Major League Baseball attendance is off to a bad start in 2019. Through the first month of the lengthy season (162 games – yawn), attendance for the thirty major league baseball teams is down a little more than 2%.
That doesn’t sound all that bad until you consider that there are only three teams showing a double digit increase. Philadelphia (+46%), the Chicago White Sox (+12%), and the San Diego Padres (+10%) are all off to a terrific start at the gate.
However, there are a whopping eight major league franchises showing double digit drops in early 2019. The biggest percentage loser thus far has been in Kansas City (-23%) closely followed by Toronto (-22%) with Baltimore (-17%), Minnesota (-17%), San Francisco (-17%), Houston (-12%), Miami (-12%), and the Los Angeles Angels (-10%).

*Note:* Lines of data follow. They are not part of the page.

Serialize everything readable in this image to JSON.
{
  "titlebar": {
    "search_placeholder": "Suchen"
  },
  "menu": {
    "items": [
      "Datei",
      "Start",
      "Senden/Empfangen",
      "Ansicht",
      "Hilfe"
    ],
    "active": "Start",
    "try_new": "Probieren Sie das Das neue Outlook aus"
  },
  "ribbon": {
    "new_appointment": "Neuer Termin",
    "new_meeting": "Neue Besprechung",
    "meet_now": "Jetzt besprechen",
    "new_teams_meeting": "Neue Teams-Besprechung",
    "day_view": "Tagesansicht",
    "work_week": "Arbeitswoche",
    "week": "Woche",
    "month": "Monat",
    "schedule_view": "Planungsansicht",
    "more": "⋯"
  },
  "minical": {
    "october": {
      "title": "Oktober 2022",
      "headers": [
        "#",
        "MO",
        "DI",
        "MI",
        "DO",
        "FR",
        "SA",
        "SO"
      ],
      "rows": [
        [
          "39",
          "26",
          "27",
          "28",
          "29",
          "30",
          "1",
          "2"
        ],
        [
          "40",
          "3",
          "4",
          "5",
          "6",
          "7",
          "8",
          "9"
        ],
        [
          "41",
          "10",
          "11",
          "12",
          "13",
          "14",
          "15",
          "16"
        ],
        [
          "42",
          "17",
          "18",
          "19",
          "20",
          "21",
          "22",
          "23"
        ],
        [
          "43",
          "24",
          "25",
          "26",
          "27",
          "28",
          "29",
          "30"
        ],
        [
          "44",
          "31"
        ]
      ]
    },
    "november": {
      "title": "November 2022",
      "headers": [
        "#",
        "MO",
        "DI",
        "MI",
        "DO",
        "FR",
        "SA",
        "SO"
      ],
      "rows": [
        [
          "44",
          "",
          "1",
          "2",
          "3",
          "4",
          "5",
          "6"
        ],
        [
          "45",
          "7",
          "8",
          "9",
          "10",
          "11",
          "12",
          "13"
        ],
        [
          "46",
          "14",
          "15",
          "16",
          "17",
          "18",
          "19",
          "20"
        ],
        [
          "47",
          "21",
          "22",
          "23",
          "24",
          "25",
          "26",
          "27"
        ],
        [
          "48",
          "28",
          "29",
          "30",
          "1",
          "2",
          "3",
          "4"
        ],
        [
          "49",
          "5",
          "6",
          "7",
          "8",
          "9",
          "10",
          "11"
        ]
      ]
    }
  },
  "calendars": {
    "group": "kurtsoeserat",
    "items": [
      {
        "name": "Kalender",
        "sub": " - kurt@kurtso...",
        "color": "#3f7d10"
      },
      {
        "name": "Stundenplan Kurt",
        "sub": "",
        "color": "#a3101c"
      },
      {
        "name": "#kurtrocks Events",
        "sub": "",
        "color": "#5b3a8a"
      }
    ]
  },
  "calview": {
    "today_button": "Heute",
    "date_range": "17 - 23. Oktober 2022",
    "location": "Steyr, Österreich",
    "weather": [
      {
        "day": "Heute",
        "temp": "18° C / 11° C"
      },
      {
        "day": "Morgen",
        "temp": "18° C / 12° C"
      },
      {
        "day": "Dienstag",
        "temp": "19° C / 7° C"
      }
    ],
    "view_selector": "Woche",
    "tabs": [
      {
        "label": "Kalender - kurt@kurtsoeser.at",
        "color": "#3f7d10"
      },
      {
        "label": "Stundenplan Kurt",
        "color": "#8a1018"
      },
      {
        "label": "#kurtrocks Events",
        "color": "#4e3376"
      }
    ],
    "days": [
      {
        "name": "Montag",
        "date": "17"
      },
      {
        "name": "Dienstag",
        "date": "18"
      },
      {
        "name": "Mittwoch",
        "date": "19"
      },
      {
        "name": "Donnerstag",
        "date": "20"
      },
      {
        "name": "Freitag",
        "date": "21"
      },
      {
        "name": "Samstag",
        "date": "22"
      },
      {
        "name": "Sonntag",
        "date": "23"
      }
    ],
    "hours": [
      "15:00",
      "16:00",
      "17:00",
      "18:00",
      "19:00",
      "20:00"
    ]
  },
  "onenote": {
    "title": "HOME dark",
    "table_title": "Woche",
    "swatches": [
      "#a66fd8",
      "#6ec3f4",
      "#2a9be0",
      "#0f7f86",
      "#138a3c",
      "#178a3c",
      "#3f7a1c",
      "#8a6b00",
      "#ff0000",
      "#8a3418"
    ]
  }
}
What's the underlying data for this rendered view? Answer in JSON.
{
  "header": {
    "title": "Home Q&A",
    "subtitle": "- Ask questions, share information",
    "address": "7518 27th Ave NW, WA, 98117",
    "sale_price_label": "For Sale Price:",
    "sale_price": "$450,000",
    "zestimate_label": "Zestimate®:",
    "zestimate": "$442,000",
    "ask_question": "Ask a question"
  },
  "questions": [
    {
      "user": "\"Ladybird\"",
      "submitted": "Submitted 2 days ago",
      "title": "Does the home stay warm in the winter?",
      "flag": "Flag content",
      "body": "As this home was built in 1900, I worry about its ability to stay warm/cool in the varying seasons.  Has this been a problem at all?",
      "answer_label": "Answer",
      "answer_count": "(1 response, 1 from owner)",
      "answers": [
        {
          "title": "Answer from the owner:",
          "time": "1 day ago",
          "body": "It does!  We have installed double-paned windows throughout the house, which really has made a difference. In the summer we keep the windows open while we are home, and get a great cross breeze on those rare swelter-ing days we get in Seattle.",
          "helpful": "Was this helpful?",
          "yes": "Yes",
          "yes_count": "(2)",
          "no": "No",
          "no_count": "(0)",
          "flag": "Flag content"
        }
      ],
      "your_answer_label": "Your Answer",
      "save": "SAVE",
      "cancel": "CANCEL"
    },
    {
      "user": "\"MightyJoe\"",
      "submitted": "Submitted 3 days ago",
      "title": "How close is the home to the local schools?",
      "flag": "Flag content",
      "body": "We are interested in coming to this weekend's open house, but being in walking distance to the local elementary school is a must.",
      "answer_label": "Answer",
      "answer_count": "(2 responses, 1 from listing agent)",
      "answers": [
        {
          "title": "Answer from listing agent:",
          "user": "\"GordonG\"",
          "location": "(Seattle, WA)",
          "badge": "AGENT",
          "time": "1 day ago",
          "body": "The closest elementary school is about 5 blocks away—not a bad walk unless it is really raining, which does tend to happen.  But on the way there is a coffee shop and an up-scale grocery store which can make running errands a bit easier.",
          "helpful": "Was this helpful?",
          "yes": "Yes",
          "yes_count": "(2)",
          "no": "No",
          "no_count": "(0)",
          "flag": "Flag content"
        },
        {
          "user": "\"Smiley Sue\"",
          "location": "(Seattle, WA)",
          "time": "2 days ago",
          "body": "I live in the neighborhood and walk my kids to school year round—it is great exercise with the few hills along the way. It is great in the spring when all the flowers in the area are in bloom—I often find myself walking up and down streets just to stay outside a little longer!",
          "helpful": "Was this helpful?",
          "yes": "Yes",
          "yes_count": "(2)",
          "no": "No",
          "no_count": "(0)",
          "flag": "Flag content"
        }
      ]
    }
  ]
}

On the positive side, Philly’s big attendance gain is in large part from fans’ interest in seeing newly acquired star, Bryce Harper. It doesn’t hurt that the Phillies are also in first place in the NL East.
On the negative side, MLB owners should be concerned that two of the biggest attendance drops are with teams currently leading their divisions (Houston Astros and Minnesota Twins). The Tampa Bay Rays are leading the AL East, but home attendance is down 9% at only 13,351 per game early this year.
For the thirty teams in Major League Baseball, the overall attendance is still about 26,200 per game (down nearly 550 per game from last year at this time). Though a 2% drop in overall attendance isn’t an indicator of impending doom, the trend is not good for a sport which continues to struggle building fan interest.
In 2017, the lowest average home attendance for every team was above 15,670 (Tampa Bay).
Starting 2019, though, there are currently five MLP teams with home attendance lower than that mark.
Teams in Cleveland (15,585), Baltimore (14,704), Kansas City (14,397), Tampa Bay (13,351), and Miami (9,668) are off to a bad start this season.
As expected, Major League Baseball’s Commissioner, Rob Manfred, is trying to paint a positive picture.
“It’s a changing world out there,” Manfred said last week. “Across sports, live [events] is something that generationally is a little different. We need to work really hard on making that live product, which is a different product than turning on the TV, as appealing as possible. I think clubs are investing and experimenting in different ways that over time will pay dividends in appealing to younger people.”
Generationally different? I was born into the Baby Boom (i.e. “old guys”) generation and have found baseball games to be too lengthy for my entire life.
Here’s a quiz for you. With the average major league baseball game taking over 3 hours in recent years, how long did baseball games last in 1920?
A: 2 hours, 33 minutes
B: 2 hours, 4 minutes
C: 1 hour, 47 minutes
The correct answer is “C”. Baseball has doubled in the amount of time needed to watch a nine inning game over the past century.
In addition to the time needed to watch the game (which has been slothful for a long time now), the bigger issue is the cost to take a family of four to one single game.
With average ticket prices of nearly $30 per game, it costs an average family upwards of $200 to take in the ball game, park your car, buy a few beverages, hot dogs, popcorn, and a program.
At $200 about per baseball game, attending a single major league outing is more expensive than that same family might spend for other entertainment options of greater family interest and value.
With 81 home games per season, MLB clubs depend on families living within their home markets to attend at least one home baseball game per season as well as snagging a large chunk of vacationing visitors during summer months.
With competition from theme parks, water parks, blockbuster movie events, and other options, the price of attending a major league baseball game is making it a tougher sell for families trying to maximize their discretionary spending.